◆ PROBLEM TO SOLVE
Please write out every line of the material, leaving out any picture.

◆ DATA EXTRACTS
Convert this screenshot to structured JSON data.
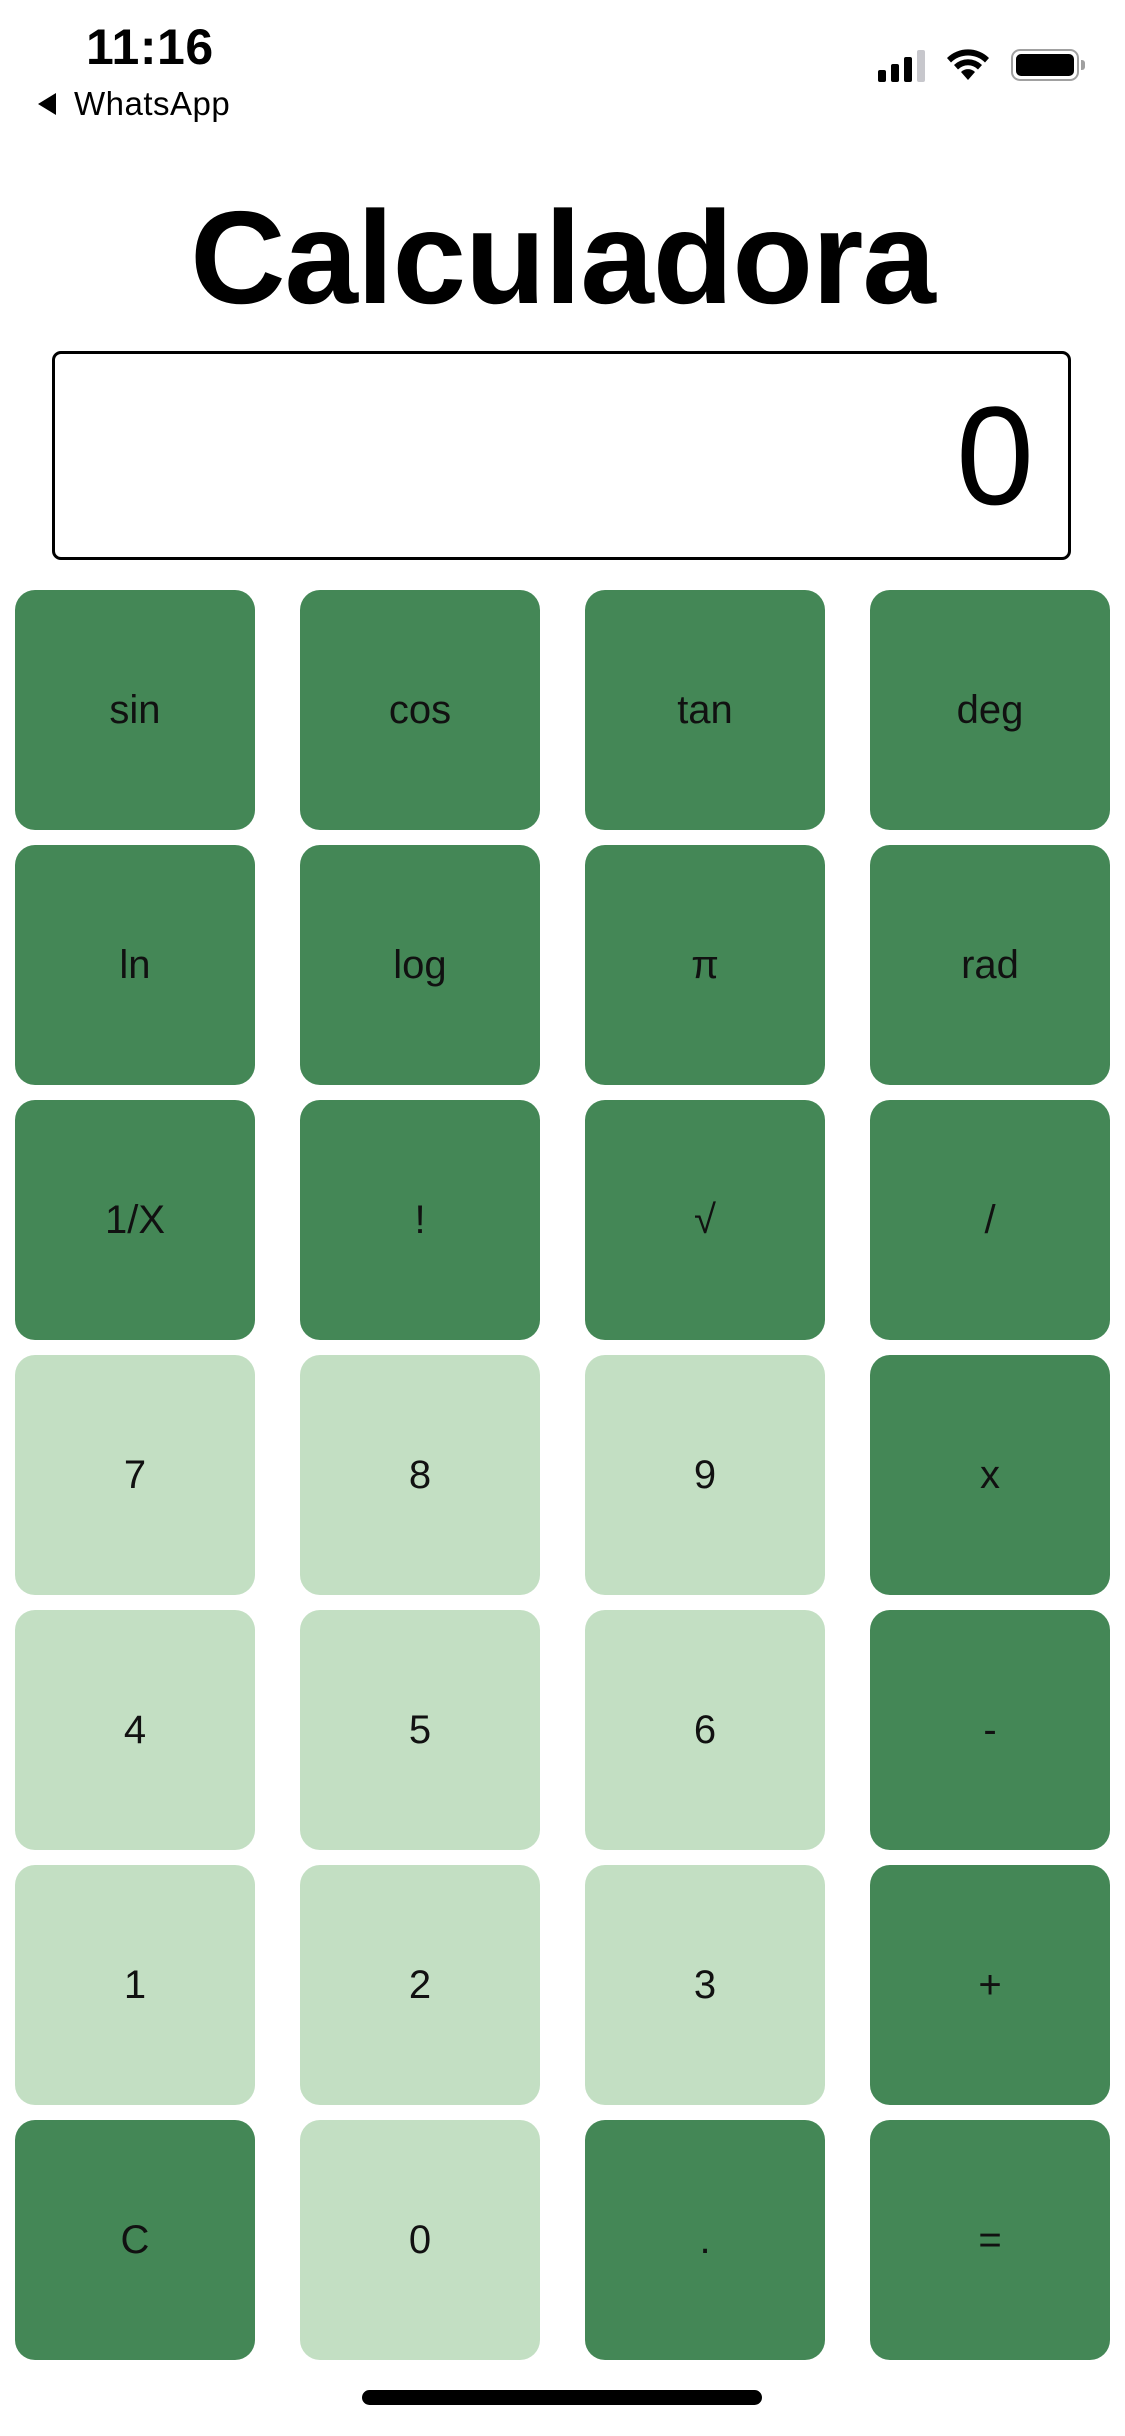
{
  "status_bar": {
    "time": "11:16",
    "back_label": "WhatsApp",
    "icons": [
      "cellular-signal-icon",
      "wifi-icon",
      "battery-icon"
    ]
  },
  "app": {
    "title": "Calculadora",
    "display_value": "0"
  },
  "colors": {
    "function_key": "#448756",
    "digit_key": "#c3dfc3",
    "text": "#000000"
  },
  "keys": [
    {
      "label": "sin",
      "type": "dark",
      "name": "sin-key"
    },
    {
      "label": "cos",
      "type": "dark",
      "name": "cos-key"
    },
    {
      "label": "tan",
      "type": "dark",
      "name": "tan-key"
    },
    {
      "label": "deg",
      "type": "dark",
      "name": "deg-key"
    },
    {
      "label": "ln",
      "type": "dark",
      "name": "ln-key"
    },
    {
      "label": "log",
      "type": "dark",
      "name": "log-key"
    },
    {
      "label": "π",
      "type": "dark",
      "name": "pi-key"
    },
    {
      "label": "rad",
      "type": "dark",
      "name": "rad-key"
    },
    {
      "label": "1/X",
      "type": "dark",
      "name": "reciprocal-key"
    },
    {
      "label": "!",
      "type": "dark",
      "name": "factorial-key"
    },
    {
      "label": "√",
      "type": "dark",
      "name": "sqrt-key"
    },
    {
      "label": "/",
      "type": "dark",
      "name": "divide-key"
    },
    {
      "label": "7",
      "type": "light",
      "name": "digit-7-key"
    },
    {
      "label": "8",
      "type": "light",
      "name": "digit-8-key"
    },
    {
      "label": "9",
      "type": "light",
      "name": "digit-9-key"
    },
    {
      "label": "x",
      "type": "dark",
      "name": "multiply-key"
    },
    {
      "label": "4",
      "type": "light",
      "name": "digit-4-key"
    },
    {
      "label": "5",
      "type": "light",
      "name": "digit-5-key"
    },
    {
      "label": "6",
      "type": "light",
      "name": "digit-6-key"
    },
    {
      "label": "-",
      "type": "dark",
      "name": "subtract-key"
    },
    {
      "label": "1",
      "type": "light",
      "name": "digit-1-key"
    },
    {
      "label": "2",
      "type": "light",
      "name": "digit-2-key"
    },
    {
      "label": "3",
      "type": "light",
      "name": "digit-3-key"
    },
    {
      "label": "+",
      "type": "dark",
      "name": "add-key"
    },
    {
      "label": "C",
      "type": "dark",
      "name": "clear-key"
    },
    {
      "label": "0",
      "type": "light",
      "name": "digit-0-key"
    },
    {
      "label": ".",
      "type": "dark",
      "name": "decimal-key"
    },
    {
      "label": "=",
      "type": "dark",
      "name": "equals-key"
    }
  ]
}
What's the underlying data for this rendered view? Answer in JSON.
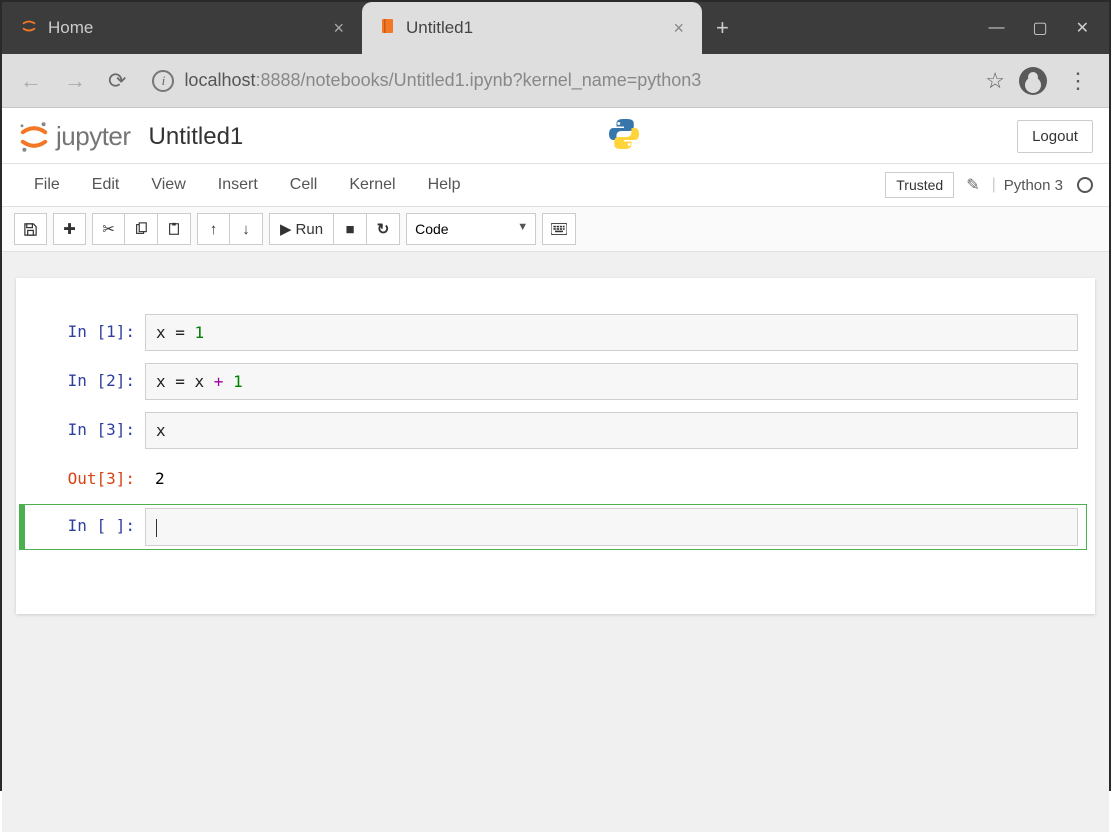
{
  "browser": {
    "tabs": {
      "inactive": {
        "title": "Home"
      },
      "active": {
        "title": "Untitled1"
      }
    },
    "url_host": "localhost",
    "url_port": ":8888",
    "url_path": "/notebooks/Untitled1.ipynb?kernel_name=python3"
  },
  "header": {
    "logo_text": "jupyter",
    "notebook_title": "Untitled1",
    "logout": "Logout"
  },
  "menubar": {
    "items": [
      "File",
      "Edit",
      "View",
      "Insert",
      "Cell",
      "Kernel",
      "Help"
    ],
    "trusted": "Trusted",
    "kernel_name": "Python 3"
  },
  "toolbar": {
    "run_label": "Run",
    "cell_type": "Code"
  },
  "cells": [
    {
      "prompt": "In [1]:",
      "code_html": "x = <span class='cm-num'>1</span>"
    },
    {
      "prompt": "In [2]:",
      "code_html": "x = x <span class='cm-op'>+</span> <span class='cm-num'>1</span>"
    },
    {
      "prompt": "In [3]:",
      "code_html": "x"
    },
    {
      "prompt_out": "Out[3]:",
      "output": "2"
    },
    {
      "prompt": "In [ ]:",
      "code_html": "<span class='cursor-caret'></span>",
      "selected": true
    }
  ]
}
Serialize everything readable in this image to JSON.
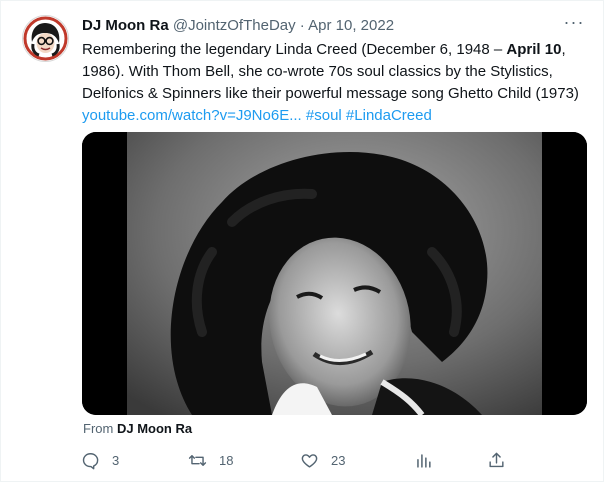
{
  "tweet": {
    "author_name": "DJ Moon Ra",
    "handle": "@JointzOfTheDay",
    "separator": "·",
    "date": "Apr 10, 2022",
    "text_part1": "Remembering the legendary Linda Creed (December 6, 1948 – ",
    "text_bold": "April 10",
    "text_part2": ", 1986). With Thom Bell, she co-wrote 70s soul classics by the Stylistics, Delfonics & Spinners like their powerful message song Ghetto Child (1973) ",
    "link": "youtube.com/watch?v=J9No6E...",
    "hashtag1": "#soul",
    "hashtag2": "#LindaCreed",
    "from_label": "From",
    "from_name": "DJ Moon Ra",
    "more_label": "···"
  },
  "actions": {
    "replies": "3",
    "retweets": "18",
    "likes": "23"
  },
  "icons": {
    "more": "more-horizontal-icon",
    "reply": "reply-icon",
    "retweet": "retweet-icon",
    "like": "heart-icon",
    "analytics": "analytics-icon",
    "share": "share-icon"
  },
  "colors": {
    "link": "#1d9bf0",
    "muted": "#536471",
    "text": "#0f1419"
  }
}
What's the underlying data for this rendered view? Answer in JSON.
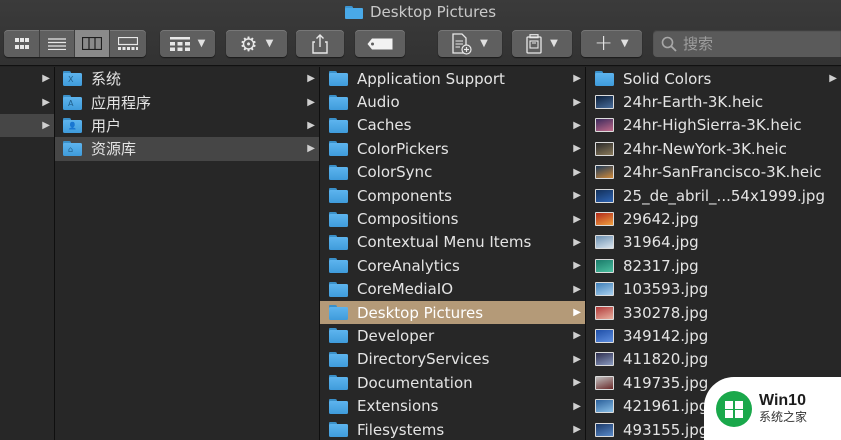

◆ EXPECTED ANSWER
Convert this screenshot to structured JSON data.
{
  "status_bar": {
    "time": "11:16",
    "back_label": "WhatsApp",
    "icons": [
      "cellular-signal-icon",
      "wifi-icon",
      "battery-icon"
    ]
  },
  "app": {
    "title": "Calculadora",
    "display_value": "0"
  },
  "colors": {
    "function_key": "#448756",
    "digit_key": "#c3dfc3",
    "text": "#000000"
  },
  "keys": [
    {
      "label": "sin",
      "type": "dark",
      "name": "sin-key"
    },
    {
      "label": "cos",
      "type": "dark",
      "name": "cos-key"
    },
    {
      "label": "tan",
      "type": "dark",
      "name": "tan-key"
    },
    {
      "label": "deg",
      "type": "dark",
      "name": "deg-key"
    },
    {
      "label": "ln",
      "type": "dark",
      "name": "ln-key"
    },
    {
      "label": "log",
      "type": "dark",
      "name": "log-key"
    },
    {
      "label": "π",
      "type": "dark",
      "name": "pi-key"
    },
    {
      "label": "rad",
      "type": "dark",
      "name": "rad-key"
    },
    {
      "label": "1/X",
      "type": "dark",
      "name": "reciprocal-key"
    },
    {
      "label": "!",
      "type": "dark",
      "name": "factorial-key"
    },
    {
      "label": "√",
      "type": "dark",
      "name": "sqrt-key"
    },
    {
      "label": "/",
      "type": "dark",
      "name": "divide-key"
    },
    {
      "label": "7",
      "type": "light",
      "name": "digit-7-key"
    },
    {
      "label": "8",
      "type": "light",
      "name": "digit-8-key"
    },
    {
      "label": "9",
      "type": "light",
      "name": "digit-9-key"
    },
    {
      "label": "x",
      "type": "dark",
      "name": "multiply-key"
    },
    {
      "label": "4",
      "type": "light",
      "name": "digit-4-key"
    },
    {
      "label": "5",
      "type": "light",
      "name": "digit-5-key"
    },
    {
      "label": "6",
      "type": "light",
      "name": "digit-6-key"
    },
    {
      "label": "-",
      "type": "dark",
      "name": "subtract-key"
    },
    {
      "label": "1",
      "type": "light",
      "name": "digit-1-key"
    },
    {
      "label": "2",
      "type": "light",
      "name": "digit-2-key"
    },
    {
      "label": "3",
      "type": "light",
      "name": "digit-3-key"
    },
    {
      "label": "+",
      "type": "dark",
      "name": "add-key"
    },
    {
      "label": "C",
      "type": "dark",
      "name": "clear-key"
    },
    {
      "label": "0",
      "type": "light",
      "name": "digit-0-key"
    },
    {
      "label": ".",
      "type": "dark",
      "name": "decimal-key"
    },
    {
      "label": "=",
      "type": "dark",
      "name": "equals-key"
    }
  ]
}
What's the underlying data for this rendered view? Answer in JSON.
{
  "browser": {
    "tabs": {
      "inactive": {
        "title": "Home"
      },
      "active": {
        "title": "Untitled1"
      }
    },
    "url_host": "localhost",
    "url_port": ":8888",
    "url_path": "/notebooks/Untitled1.ipynb?kernel_name=python3"
  },
  "header": {
    "logo_text": "jupyter",
    "notebook_title": "Untitled1",
    "logout": "Logout"
  },
  "menubar": {
    "items": [
      "File",
      "Edit",
      "View",
      "Insert",
      "Cell",
      "Kernel",
      "Help"
    ],
    "trusted": "Trusted",
    "kernel_name": "Python 3"
  },
  "toolbar": {
    "run_label": "Run",
    "cell_type": "Code"
  },
  "cells": [
    {
      "prompt": "In [1]:",
      "code_html": "x = <span class='cm-num'>1</span>"
    },
    {
      "prompt": "In [2]:",
      "code_html": "x = x <span class='cm-op'>+</span> <span class='cm-num'>1</span>"
    },
    {
      "prompt": "In [3]:",
      "code_html": "x"
    },
    {
      "prompt_out": "Out[3]:",
      "output": "2"
    },
    {
      "prompt": "In [ ]:",
      "code_html": "<span class='cursor-caret'></span>",
      "selected": true
    }
  ]
}
Serialize everything readable in this image to JSON.
{
  "tweet": {
    "author_name": "DJ Moon Ra",
    "handle": "@JointzOfTheDay",
    "separator": "·",
    "date": "Apr 10, 2022",
    "text_part1": "Remembering the legendary Linda Creed (December 6, 1948 – ",
    "text_bold": "April 10",
    "text_part2": ", 1986). With Thom Bell, she co-wrote 70s soul classics by the Stylistics, Delfonics & Spinners like their powerful message song Ghetto Child (1973) ",
    "link": "youtube.com/watch?v=J9No6E...",
    "hashtag1": "#soul",
    "hashtag2": "#LindaCreed",
    "from_label": "From",
    "from_name": "DJ Moon Ra",
    "more_label": "···"
  },
  "actions": {
    "replies": "3",
    "retweets": "18",
    "likes": "23"
  },
  "icons": {
    "more": "more-horizontal-icon",
    "reply": "reply-icon",
    "retweet": "retweet-icon",
    "like": "heart-icon",
    "analytics": "analytics-icon",
    "share": "share-icon"
  },
  "colors": {
    "link": "#1d9bf0",
    "muted": "#536471",
    "text": "#0f1419"
  }
}
What's the underlying data for this rendered view? Answer in JSON.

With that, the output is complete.